- REQUIRED WORK
Images do not belong in the copy. Retype the entries exactly.

Saved entries:
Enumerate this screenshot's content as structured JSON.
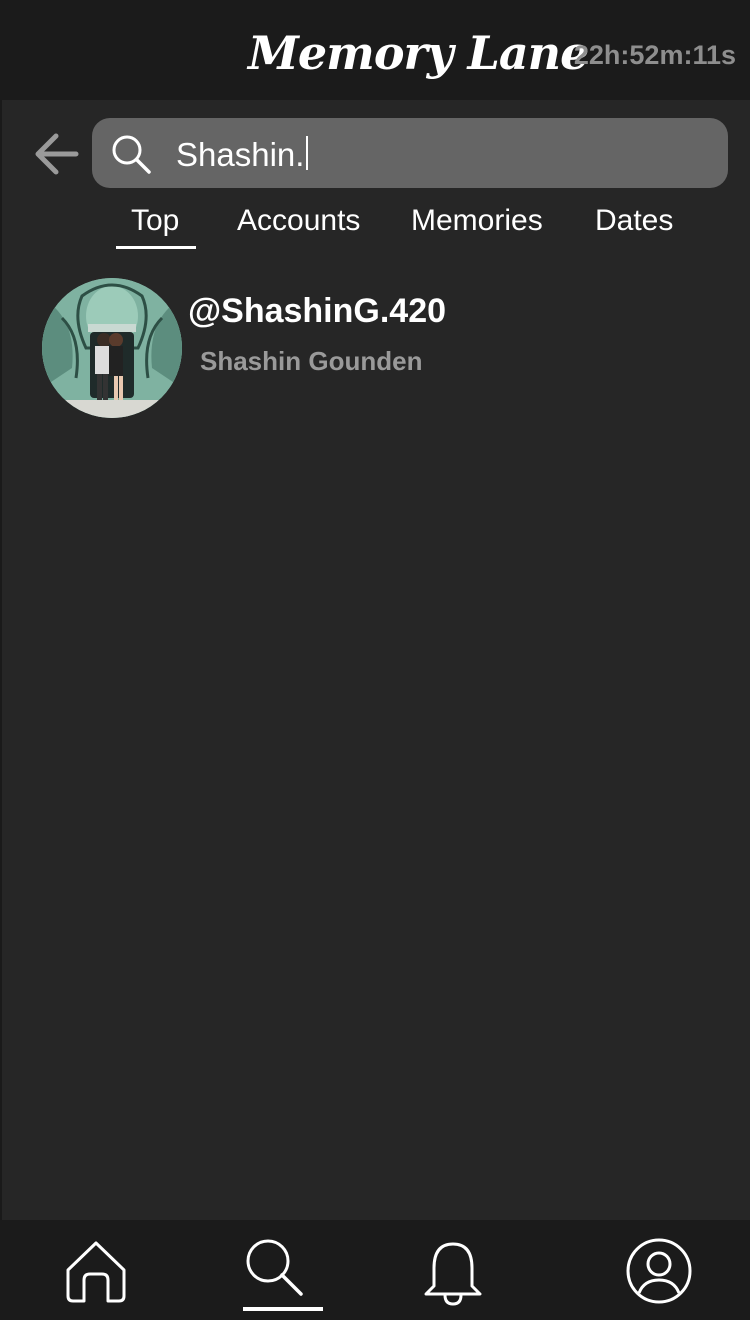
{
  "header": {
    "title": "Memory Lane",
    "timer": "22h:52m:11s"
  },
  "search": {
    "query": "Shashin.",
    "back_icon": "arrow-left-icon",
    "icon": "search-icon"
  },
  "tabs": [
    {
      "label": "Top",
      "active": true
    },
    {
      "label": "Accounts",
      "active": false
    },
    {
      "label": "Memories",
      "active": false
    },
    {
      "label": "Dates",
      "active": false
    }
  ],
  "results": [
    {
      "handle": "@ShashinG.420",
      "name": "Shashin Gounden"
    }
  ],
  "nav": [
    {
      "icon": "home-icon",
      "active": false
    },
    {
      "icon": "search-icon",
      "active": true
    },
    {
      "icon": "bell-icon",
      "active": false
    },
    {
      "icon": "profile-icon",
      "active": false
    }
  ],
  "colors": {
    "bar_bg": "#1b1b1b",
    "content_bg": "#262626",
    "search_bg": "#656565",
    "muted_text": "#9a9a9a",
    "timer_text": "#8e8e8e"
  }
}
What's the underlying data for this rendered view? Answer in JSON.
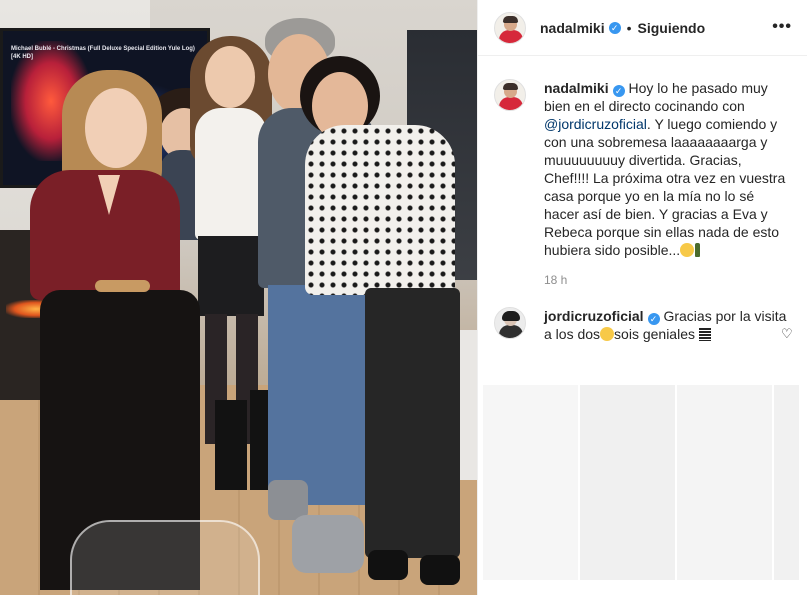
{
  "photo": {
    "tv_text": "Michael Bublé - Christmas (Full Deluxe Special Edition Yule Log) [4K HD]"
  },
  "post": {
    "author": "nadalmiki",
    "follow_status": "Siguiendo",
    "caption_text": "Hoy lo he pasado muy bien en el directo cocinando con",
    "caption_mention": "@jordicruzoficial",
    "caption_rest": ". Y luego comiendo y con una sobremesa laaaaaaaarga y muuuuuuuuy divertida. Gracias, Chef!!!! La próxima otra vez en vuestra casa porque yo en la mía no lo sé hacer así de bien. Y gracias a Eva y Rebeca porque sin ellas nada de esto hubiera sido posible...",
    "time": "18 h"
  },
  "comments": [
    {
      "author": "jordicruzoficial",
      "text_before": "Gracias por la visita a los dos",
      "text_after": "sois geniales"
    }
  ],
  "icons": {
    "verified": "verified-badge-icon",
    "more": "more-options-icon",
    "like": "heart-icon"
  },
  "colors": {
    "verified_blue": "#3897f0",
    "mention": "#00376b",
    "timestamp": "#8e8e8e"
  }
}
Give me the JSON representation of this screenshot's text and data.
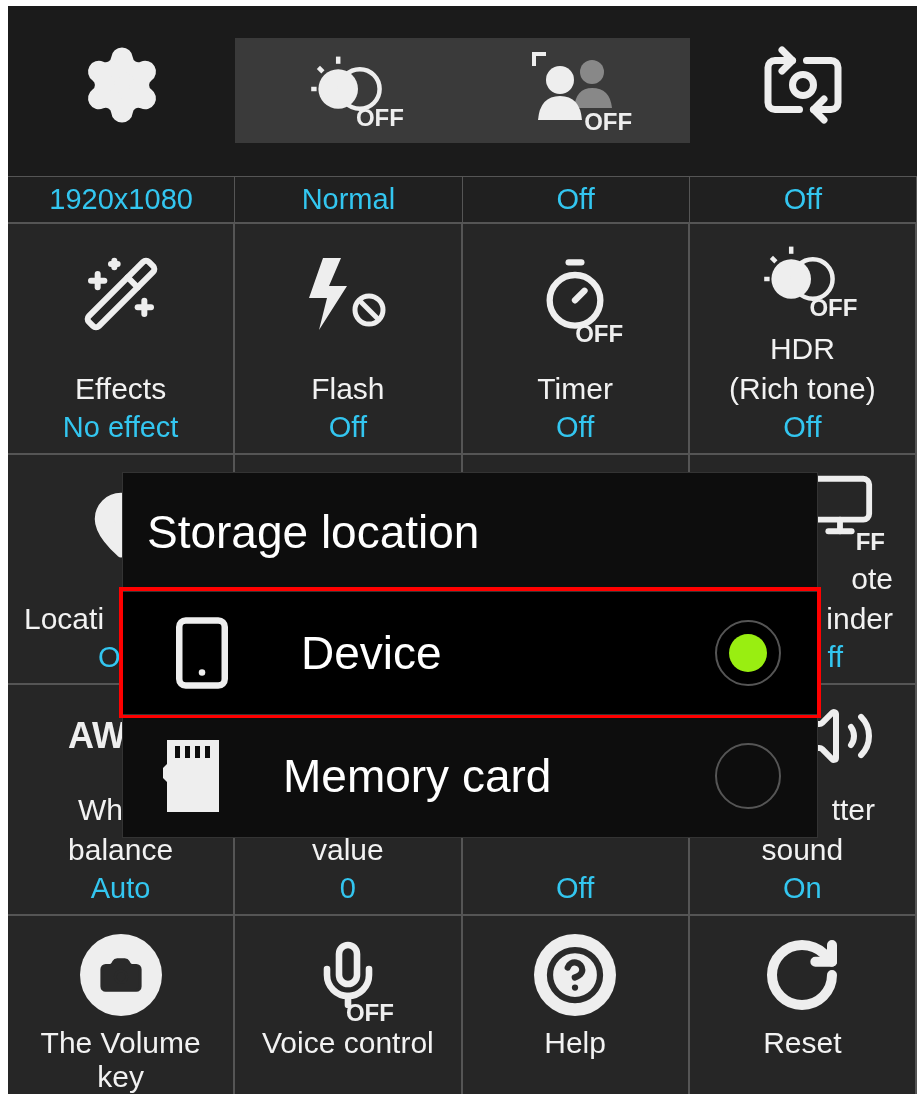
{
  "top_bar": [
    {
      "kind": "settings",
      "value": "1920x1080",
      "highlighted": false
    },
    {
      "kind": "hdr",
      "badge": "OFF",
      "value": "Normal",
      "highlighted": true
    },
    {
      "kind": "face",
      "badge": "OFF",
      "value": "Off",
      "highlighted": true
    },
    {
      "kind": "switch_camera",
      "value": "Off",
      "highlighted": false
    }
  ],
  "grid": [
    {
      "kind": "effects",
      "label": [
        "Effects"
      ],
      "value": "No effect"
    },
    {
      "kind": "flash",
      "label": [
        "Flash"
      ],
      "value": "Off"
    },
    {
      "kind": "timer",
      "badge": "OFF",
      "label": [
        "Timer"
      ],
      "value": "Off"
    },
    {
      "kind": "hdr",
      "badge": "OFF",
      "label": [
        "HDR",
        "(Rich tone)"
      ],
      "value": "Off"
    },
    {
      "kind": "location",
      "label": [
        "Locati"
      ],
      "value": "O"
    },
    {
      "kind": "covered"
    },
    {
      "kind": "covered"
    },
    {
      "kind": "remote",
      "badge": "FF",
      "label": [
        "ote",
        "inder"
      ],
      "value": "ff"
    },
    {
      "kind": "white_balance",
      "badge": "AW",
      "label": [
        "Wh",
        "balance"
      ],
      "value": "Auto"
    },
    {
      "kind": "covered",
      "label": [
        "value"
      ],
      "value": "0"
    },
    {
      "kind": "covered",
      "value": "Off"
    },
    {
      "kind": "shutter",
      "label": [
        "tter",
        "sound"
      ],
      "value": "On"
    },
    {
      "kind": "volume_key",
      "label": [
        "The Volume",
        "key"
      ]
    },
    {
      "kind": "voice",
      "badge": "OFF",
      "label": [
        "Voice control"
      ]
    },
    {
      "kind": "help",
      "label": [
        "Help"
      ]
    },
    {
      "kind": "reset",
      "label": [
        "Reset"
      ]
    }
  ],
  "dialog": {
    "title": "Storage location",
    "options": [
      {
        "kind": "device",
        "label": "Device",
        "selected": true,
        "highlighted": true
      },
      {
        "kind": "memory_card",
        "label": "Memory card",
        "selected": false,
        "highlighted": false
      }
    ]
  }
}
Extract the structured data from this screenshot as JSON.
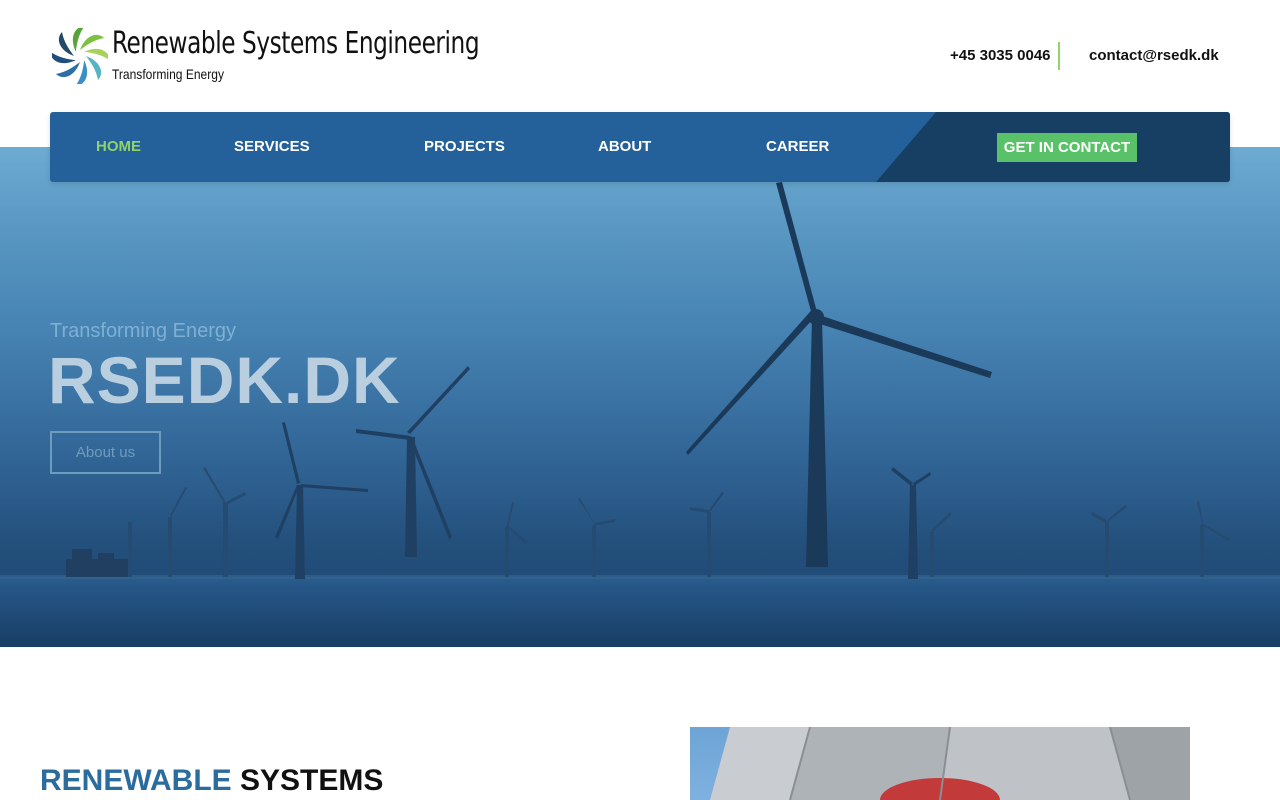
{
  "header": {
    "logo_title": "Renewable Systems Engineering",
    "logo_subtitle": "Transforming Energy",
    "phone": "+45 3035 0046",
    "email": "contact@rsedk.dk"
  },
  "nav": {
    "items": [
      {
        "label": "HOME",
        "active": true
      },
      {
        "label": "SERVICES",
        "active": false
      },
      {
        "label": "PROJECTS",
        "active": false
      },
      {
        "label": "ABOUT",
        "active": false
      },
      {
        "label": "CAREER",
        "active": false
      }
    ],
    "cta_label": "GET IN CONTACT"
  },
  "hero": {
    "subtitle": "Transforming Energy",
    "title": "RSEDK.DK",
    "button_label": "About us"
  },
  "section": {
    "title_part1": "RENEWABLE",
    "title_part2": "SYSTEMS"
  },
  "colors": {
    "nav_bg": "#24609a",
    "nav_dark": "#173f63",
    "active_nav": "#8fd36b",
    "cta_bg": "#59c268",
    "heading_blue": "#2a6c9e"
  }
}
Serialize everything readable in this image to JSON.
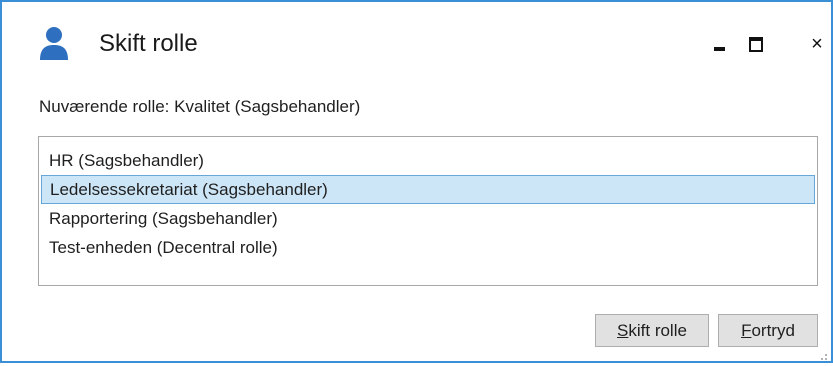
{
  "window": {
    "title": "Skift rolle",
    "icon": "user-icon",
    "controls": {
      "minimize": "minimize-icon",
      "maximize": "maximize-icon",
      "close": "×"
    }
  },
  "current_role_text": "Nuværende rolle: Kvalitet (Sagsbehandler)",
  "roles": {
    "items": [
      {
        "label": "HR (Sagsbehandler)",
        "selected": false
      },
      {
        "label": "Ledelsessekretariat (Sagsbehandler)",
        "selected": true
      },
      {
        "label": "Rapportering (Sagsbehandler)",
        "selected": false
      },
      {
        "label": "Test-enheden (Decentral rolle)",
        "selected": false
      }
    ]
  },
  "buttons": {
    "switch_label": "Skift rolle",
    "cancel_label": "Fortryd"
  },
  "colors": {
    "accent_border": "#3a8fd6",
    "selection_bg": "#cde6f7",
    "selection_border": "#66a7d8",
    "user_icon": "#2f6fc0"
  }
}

- SOLUTION TO THIS PROBLEM
Enumerate this screenshot's content as structured JSON.
{
  "header": {
    "title": "Memory Lane",
    "timer": "22h:52m:11s"
  },
  "search": {
    "query": "Shashin.",
    "back_icon": "arrow-left-icon",
    "icon": "search-icon"
  },
  "tabs": [
    {
      "label": "Top",
      "active": true
    },
    {
      "label": "Accounts",
      "active": false
    },
    {
      "label": "Memories",
      "active": false
    },
    {
      "label": "Dates",
      "active": false
    }
  ],
  "results": [
    {
      "handle": "@ShashinG.420",
      "name": "Shashin Gounden"
    }
  ],
  "nav": [
    {
      "icon": "home-icon",
      "active": false
    },
    {
      "icon": "search-icon",
      "active": true
    },
    {
      "icon": "bell-icon",
      "active": false
    },
    {
      "icon": "profile-icon",
      "active": false
    }
  ],
  "colors": {
    "bar_bg": "#1b1b1b",
    "content_bg": "#262626",
    "search_bg": "#656565",
    "muted_text": "#9a9a9a",
    "timer_text": "#8e8e8e"
  }
}
What's the underlying data for this rendered view? Answer in JSON.
{
  "photo": {
    "tv_text": "Michael Bublé - Christmas (Full Deluxe Special Edition Yule Log) [4K HD]"
  },
  "post": {
    "author": "nadalmiki",
    "follow_status": "Siguiendo",
    "caption_text": "Hoy lo he pasado muy bien en el directo cocinando con",
    "caption_mention": "@jordicruzoficial",
    "caption_rest": ". Y luego comiendo y con una sobremesa laaaaaaaarga y muuuuuuuuy divertida. Gracias, Chef!!!! La próxima otra vez en vuestra casa porque yo en la mía no lo sé hacer así de bien. Y gracias a Eva y Rebeca porque sin ellas nada de esto hubiera sido posible...",
    "time": "18 h"
  },
  "comments": [
    {
      "author": "jordicruzoficial",
      "text_before": "Gracias por la visita a los dos",
      "text_after": "sois geniales"
    }
  ],
  "icons": {
    "verified": "verified-badge-icon",
    "more": "more-options-icon",
    "like": "heart-icon"
  },
  "colors": {
    "verified_blue": "#3897f0",
    "mention": "#00376b",
    "timestamp": "#8e8e8e"
  }
}
Give me the JSON representation of this screenshot's text and data.
{
  "top_bar": [
    {
      "kind": "settings",
      "value": "1920x1080",
      "highlighted": false
    },
    {
      "kind": "hdr",
      "badge": "OFF",
      "value": "Normal",
      "highlighted": true
    },
    {
      "kind": "face",
      "badge": "OFF",
      "value": "Off",
      "highlighted": true
    },
    {
      "kind": "switch_camera",
      "value": "Off",
      "highlighted": false
    }
  ],
  "grid": [
    {
      "kind": "effects",
      "label": [
        "Effects"
      ],
      "value": "No effect"
    },
    {
      "kind": "flash",
      "label": [
        "Flash"
      ],
      "value": "Off"
    },
    {
      "kind": "timer",
      "badge": "OFF",
      "label": [
        "Timer"
      ],
      "value": "Off"
    },
    {
      "kind": "hdr",
      "badge": "OFF",
      "label": [
        "HDR",
        "(Rich tone)"
      ],
      "value": "Off"
    },
    {
      "kind": "location",
      "label": [
        "Locati"
      ],
      "value": "O"
    },
    {
      "kind": "covered"
    },
    {
      "kind": "covered"
    },
    {
      "kind": "remote",
      "badge": "FF",
      "label": [
        "ote",
        "inder"
      ],
      "value": "ff"
    },
    {
      "kind": "white_balance",
      "badge": "AW",
      "label": [
        "Wh",
        "balance"
      ],
      "value": "Auto"
    },
    {
      "kind": "covered",
      "label": [
        "value"
      ],
      "value": "0"
    },
    {
      "kind": "covered",
      "value": "Off"
    },
    {
      "kind": "shutter",
      "label": [
        "tter",
        "sound"
      ],
      "value": "On"
    },
    {
      "kind": "volume_key",
      "label": [
        "The Volume",
        "key"
      ]
    },
    {
      "kind": "voice",
      "badge": "OFF",
      "label": [
        "Voice control"
      ]
    },
    {
      "kind": "help",
      "label": [
        "Help"
      ]
    },
    {
      "kind": "reset",
      "label": [
        "Reset"
      ]
    }
  ],
  "dialog": {
    "title": "Storage location",
    "options": [
      {
        "kind": "device",
        "label": "Device",
        "selected": true,
        "highlighted": true
      },
      {
        "kind": "memory_card",
        "label": "Memory card",
        "selected": false,
        "highlighted": false
      }
    ]
  }
}
Extract the structured data from this screenshot as JSON.
{
  "header": {
    "logo_title": "Renewable Systems Engineering",
    "logo_subtitle": "Transforming Energy",
    "phone": "+45 3035 0046",
    "email": "contact@rsedk.dk"
  },
  "nav": {
    "items": [
      {
        "label": "HOME",
        "active": true
      },
      {
        "label": "SERVICES",
        "active": false
      },
      {
        "label": "PROJECTS",
        "active": false
      },
      {
        "label": "ABOUT",
        "active": false
      },
      {
        "label": "CAREER",
        "active": false
      }
    ],
    "cta_label": "GET IN CONTACT"
  },
  "hero": {
    "subtitle": "Transforming Energy",
    "title": "RSEDK.DK",
    "button_label": "About us"
  },
  "section": {
    "title_part1": "RENEWABLE",
    "title_part2": "SYSTEMS"
  },
  "colors": {
    "nav_bg": "#24609a",
    "nav_dark": "#173f63",
    "active_nav": "#8fd36b",
    "cta_bg": "#59c268",
    "heading_blue": "#2a6c9e"
  }
}
Serialize everything readable in this image to JSON.
{
  "window": {
    "title": "Skift rolle",
    "icon": "user-icon",
    "controls": {
      "minimize": "minimize-icon",
      "maximize": "maximize-icon",
      "close": "×"
    }
  },
  "current_role_text": "Nuværende rolle: Kvalitet (Sagsbehandler)",
  "roles": {
    "items": [
      {
        "label": "HR (Sagsbehandler)",
        "selected": false
      },
      {
        "label": "Ledelsessekretariat (Sagsbehandler)",
        "selected": true
      },
      {
        "label": "Rapportering (Sagsbehandler)",
        "selected": false
      },
      {
        "label": "Test-enheden (Decentral rolle)",
        "selected": false
      }
    ]
  },
  "buttons": {
    "switch_label": "Skift rolle",
    "cancel_label": "Fortryd"
  },
  "colors": {
    "accent_border": "#3a8fd6",
    "selection_bg": "#cde6f7",
    "selection_border": "#66a7d8",
    "user_icon": "#2f6fc0"
  }
}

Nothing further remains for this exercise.